« Reply #6 on: December 02, 2015, 01:10:59 pm »
I rode the Western Express this summer and surface water can be rare. However, I carried a bottle filter that someone gave me. I'm glad I had it. It doubled as an extra water container (I was carrying as much s 2 gallons at time) and when I did find water I was glad to have a filter.
I have since switched to the Sawyer Mini. And that's after years in the back country with an MSR Sweet Water.
It can't hurt to carry something like a Sawyer. I also have an extra 1 liter Platypus. It's useful to have a cup or pot in order to fill the plastic bag bottles, the opening is really small.
Never a bad day to ride...

Offline John Nelson

Re: Water Filtration
« Reply #7 on: December 03, 2015, 10:44:31 am »
I agree with Pete, especially if you are touring on paved roads. Filters are great for the back-country, but not all that useful on roads. I carried three gallons through the Mojave Desert this summer. A filter would have been of no value.

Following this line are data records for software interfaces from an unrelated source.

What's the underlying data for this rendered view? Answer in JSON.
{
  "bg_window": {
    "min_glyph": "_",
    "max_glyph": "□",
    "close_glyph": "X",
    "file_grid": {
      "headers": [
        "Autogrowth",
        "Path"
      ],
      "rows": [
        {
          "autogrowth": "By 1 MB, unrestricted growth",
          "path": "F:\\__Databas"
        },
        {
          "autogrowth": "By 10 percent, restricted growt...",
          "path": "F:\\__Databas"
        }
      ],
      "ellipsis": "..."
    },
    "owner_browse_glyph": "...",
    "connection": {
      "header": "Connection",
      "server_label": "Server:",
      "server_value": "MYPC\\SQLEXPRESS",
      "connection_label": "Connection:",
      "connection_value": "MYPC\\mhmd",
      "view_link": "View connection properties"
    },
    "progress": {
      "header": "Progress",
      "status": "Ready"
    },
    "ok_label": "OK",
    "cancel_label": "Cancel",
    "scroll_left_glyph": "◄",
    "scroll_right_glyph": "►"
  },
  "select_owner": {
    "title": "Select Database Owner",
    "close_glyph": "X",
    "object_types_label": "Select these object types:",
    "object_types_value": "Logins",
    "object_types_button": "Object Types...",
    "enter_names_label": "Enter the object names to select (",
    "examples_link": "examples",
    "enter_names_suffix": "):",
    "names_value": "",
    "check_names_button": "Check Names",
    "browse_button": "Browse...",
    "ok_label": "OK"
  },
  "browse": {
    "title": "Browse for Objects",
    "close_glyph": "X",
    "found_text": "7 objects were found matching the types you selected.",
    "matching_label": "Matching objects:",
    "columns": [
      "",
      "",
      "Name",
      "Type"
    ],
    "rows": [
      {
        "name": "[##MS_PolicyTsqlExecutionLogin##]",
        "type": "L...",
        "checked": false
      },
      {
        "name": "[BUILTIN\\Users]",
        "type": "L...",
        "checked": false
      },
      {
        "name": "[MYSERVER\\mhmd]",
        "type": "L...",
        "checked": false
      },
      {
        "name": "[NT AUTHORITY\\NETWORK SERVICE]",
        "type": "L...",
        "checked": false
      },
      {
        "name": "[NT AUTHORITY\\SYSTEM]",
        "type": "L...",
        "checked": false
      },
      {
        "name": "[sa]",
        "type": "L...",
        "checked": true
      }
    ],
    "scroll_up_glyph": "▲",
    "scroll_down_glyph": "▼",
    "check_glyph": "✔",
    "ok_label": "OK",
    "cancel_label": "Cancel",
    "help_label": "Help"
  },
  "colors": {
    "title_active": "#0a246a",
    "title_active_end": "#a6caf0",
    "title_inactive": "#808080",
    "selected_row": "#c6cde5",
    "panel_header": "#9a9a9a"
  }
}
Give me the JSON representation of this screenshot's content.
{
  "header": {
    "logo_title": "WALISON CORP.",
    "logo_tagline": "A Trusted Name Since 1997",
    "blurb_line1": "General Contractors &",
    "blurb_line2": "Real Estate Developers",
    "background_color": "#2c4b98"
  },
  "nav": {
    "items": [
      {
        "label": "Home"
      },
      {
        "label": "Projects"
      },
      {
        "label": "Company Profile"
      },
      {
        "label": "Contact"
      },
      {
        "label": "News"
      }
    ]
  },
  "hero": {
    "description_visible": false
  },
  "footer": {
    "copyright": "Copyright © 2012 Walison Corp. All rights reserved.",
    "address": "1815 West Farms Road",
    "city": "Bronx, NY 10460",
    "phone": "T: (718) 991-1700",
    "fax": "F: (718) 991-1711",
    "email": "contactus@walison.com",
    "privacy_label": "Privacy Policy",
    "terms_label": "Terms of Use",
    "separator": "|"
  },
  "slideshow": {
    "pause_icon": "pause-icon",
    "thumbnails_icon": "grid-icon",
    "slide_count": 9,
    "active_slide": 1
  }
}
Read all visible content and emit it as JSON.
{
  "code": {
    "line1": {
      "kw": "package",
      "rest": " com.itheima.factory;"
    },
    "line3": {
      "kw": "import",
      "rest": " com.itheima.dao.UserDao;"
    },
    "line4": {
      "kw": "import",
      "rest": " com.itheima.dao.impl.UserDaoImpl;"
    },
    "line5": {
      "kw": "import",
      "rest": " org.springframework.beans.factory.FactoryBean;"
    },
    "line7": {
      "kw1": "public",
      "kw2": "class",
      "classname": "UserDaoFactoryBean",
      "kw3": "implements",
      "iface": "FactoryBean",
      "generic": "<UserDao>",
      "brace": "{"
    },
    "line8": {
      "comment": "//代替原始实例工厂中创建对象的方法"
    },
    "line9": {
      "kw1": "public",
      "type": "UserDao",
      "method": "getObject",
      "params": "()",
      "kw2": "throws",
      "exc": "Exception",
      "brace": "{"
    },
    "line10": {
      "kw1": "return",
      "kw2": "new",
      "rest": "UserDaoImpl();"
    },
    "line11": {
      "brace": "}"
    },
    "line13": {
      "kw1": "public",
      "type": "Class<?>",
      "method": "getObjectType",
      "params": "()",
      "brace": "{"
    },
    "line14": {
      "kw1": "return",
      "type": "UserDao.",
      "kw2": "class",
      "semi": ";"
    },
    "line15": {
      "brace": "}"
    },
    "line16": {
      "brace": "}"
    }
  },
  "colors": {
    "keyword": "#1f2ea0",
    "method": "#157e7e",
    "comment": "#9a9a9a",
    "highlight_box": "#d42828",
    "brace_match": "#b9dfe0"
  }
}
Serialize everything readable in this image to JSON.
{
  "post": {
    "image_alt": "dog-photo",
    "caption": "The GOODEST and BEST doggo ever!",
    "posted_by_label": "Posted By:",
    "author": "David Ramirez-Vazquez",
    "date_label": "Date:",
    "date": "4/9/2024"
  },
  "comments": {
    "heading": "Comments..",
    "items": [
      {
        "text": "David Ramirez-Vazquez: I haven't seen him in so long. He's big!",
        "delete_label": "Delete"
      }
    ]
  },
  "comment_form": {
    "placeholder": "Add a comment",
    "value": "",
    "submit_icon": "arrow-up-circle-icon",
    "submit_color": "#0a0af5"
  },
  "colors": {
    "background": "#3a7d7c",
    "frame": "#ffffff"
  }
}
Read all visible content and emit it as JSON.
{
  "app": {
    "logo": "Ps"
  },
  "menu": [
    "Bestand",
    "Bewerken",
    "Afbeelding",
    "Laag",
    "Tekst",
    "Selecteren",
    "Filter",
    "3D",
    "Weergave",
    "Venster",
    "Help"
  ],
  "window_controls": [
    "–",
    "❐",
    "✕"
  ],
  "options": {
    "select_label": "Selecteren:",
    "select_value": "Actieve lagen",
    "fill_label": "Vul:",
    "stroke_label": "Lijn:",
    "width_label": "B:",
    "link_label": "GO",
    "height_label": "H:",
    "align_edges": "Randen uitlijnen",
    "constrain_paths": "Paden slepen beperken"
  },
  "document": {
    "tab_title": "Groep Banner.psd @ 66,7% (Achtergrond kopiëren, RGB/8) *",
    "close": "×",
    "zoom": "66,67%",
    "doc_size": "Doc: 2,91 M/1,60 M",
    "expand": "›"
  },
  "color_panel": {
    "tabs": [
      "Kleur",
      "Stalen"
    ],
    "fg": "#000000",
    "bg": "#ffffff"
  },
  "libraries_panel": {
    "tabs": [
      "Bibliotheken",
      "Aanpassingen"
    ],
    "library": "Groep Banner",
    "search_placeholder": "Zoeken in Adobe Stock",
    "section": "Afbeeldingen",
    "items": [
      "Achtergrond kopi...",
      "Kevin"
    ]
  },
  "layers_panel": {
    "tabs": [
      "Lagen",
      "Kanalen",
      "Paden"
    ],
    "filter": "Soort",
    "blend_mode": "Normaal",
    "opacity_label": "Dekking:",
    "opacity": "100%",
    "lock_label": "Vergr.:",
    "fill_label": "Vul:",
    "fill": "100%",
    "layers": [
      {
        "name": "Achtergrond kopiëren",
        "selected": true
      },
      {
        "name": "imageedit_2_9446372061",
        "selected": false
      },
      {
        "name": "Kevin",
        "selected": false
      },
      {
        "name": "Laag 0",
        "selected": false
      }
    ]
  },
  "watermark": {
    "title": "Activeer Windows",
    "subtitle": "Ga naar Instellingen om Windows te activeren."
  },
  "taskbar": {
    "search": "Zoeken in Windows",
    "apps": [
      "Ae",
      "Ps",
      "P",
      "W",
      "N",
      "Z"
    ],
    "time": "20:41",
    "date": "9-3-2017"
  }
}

In general (with some exceptions), where there are surface water and roads, there are people and towns.

Offline BikePacker

Re: Water Filtration
« Reply #8 on: December 03, 2015, 12:28:01 pm »
What I am about to describe to you that I do for water ‘purification’/'filtration' (subject to one’s technical definitions) that I have never heard of or seen anyone else doing (you have been herewith warned :- ) &, therefore, it just may be a really dumb method, however, it seems to have been working well for me for years - I use a PUR pitcher
Here is how come:
1.   Cheap (Less than $25, including first filter).
2.   Effective - filters, BOTH chemicals AND ‘bugs’ – Use the “2 Stage Filters.”
3.   Weighs in total the same as my pump purifiers.
4.   It fits in my panniers and I simply pack the interior of the pitcher with clothing to thereby not lose space.
5.   Fast – About 5 minutes to gravity feed full volume.
6.   Easy – gravity fed.
7.   No/zero mechanical breakdown possibility – gravity fed.
8.   Replacement filters (Replace after 40 gallons) available at everywhere.
Via Amazon the PUR Water Pitcher w/ 2 stage filter: http://www.amazon.com/PUR-CR-6000C-PITCHER-INDICATOR-FILTER/dp/B000QR95CQ/ref=sr_1_5?ie=UTF8&qid=1449161751&sr=8-5&keywords=PUR+PITCHER+2+stage
Never have gotten sick from bad water.  Water has always tasted 'okay' to normal.

Offline johnsondasw

Re: Water Filtration
« Reply #9 on: December 06, 2015, 12:42:48 am »
I've used iodine tablets many times, but not for day after day.  I wouldn't want to use them long term.
May the wind be at your back!

Offline staehpj1

Re: Water Filtration
« Reply #10 on: December 06, 2015, 08:32:30 am »
I agree with Pete, especially if you are touring on paved roads. Filters are great for the back-country, but not all that useful on roads. I carried three gallons through the Mojave Desert this summer. A filter would have been of no value. In general (with some exceptions), where there are surface water and roads, there are people and towns.

So far, for road touring, I have found at one exception where I found carrying a filter to be a great plus.  That was on the Sierra Cascades route where it was pretty remote and there were lots of ice cold snow melt streams.  The weather was hot and the ice cold water was great!  Also on that route I was able to carry less water a lot of places.

On most of my other tours the filter would have been useless.  The ST had pretty much no surface water for a very large portion of the trip and where there was there were also towns frequently enough.